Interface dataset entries
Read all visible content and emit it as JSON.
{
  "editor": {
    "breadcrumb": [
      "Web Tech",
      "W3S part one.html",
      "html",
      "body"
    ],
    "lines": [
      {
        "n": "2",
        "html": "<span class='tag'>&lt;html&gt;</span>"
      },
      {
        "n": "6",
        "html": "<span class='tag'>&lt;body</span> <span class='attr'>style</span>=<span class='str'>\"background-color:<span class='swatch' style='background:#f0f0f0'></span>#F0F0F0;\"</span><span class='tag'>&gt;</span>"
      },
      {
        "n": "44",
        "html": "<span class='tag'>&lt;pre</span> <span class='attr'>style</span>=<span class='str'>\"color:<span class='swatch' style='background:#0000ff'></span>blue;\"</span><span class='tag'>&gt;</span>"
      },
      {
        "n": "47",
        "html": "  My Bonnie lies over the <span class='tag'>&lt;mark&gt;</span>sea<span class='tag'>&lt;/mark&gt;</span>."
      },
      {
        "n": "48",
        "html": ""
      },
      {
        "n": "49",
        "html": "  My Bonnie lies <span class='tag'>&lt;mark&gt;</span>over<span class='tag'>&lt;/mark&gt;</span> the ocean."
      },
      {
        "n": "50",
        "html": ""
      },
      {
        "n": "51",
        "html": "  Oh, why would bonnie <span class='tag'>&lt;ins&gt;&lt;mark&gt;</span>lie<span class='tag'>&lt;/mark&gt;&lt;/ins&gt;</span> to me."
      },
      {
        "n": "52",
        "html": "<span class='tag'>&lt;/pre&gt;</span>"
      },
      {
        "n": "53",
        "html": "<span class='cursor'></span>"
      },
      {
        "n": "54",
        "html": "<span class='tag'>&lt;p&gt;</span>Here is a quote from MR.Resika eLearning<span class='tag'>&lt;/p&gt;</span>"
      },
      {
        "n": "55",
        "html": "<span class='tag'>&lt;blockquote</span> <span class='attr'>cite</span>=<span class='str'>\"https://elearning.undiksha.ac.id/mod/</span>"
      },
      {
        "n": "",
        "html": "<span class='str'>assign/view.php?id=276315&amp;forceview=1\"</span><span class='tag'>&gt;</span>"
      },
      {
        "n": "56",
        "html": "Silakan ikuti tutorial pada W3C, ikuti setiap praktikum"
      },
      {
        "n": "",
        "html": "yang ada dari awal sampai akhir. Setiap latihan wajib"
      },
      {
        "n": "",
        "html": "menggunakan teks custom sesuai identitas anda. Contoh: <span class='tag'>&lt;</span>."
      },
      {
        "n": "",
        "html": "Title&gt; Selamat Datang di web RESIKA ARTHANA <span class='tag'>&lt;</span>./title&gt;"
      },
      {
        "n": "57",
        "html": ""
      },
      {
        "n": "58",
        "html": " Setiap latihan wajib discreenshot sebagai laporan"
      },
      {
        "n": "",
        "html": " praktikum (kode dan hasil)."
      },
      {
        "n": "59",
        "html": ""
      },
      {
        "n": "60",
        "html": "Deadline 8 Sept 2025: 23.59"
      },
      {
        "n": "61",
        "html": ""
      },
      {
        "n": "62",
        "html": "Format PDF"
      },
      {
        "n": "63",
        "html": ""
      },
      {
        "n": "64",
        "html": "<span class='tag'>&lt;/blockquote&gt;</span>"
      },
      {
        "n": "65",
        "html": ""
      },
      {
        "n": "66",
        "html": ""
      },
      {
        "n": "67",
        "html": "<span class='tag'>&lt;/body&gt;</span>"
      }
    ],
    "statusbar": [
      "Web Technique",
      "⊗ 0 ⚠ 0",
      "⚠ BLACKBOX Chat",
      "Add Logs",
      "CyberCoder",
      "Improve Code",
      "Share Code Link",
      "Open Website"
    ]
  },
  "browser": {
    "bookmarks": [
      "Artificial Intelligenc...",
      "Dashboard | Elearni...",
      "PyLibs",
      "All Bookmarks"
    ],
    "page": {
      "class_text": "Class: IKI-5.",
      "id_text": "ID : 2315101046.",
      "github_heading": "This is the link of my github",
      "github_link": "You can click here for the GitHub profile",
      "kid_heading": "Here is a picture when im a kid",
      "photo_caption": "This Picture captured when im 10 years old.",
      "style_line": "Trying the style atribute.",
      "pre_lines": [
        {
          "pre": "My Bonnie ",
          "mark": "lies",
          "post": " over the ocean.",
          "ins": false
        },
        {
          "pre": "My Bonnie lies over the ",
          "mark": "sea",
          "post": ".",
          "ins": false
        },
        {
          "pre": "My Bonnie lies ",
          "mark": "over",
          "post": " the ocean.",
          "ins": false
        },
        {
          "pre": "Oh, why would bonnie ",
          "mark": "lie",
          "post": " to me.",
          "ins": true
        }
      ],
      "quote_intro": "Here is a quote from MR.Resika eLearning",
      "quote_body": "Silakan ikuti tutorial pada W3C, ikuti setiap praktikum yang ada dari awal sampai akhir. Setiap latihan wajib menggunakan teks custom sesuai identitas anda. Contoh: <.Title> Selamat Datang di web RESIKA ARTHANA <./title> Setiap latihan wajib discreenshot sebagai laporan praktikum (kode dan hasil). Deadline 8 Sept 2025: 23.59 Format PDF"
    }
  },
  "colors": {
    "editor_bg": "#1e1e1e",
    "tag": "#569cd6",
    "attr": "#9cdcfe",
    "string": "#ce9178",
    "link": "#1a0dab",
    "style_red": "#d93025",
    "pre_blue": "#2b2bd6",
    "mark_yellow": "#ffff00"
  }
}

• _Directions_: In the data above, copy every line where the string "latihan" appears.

• _Answer to the problem_:
        "html": "yang ada dari awal sampai akhir. Setiap latihan wajib"
        "html": " Setiap latihan wajib discreenshot sebagai laporan"
      "quote_body": "Silakan ikuti tutorial pada W3C, ikuti setiap praktikum yang ada dari awal sampai akhir. Setiap latihan wajib menggunakan teks custom sesuai identitas anda. Contoh: <.Title> Selamat Datang di web RESIKA ARTHANA <./title> Setiap latihan wajib discreenshot sebagai laporan praktikum (kode dan hasil). Deadline 8 Sept 2025: 23.59 Format PDF"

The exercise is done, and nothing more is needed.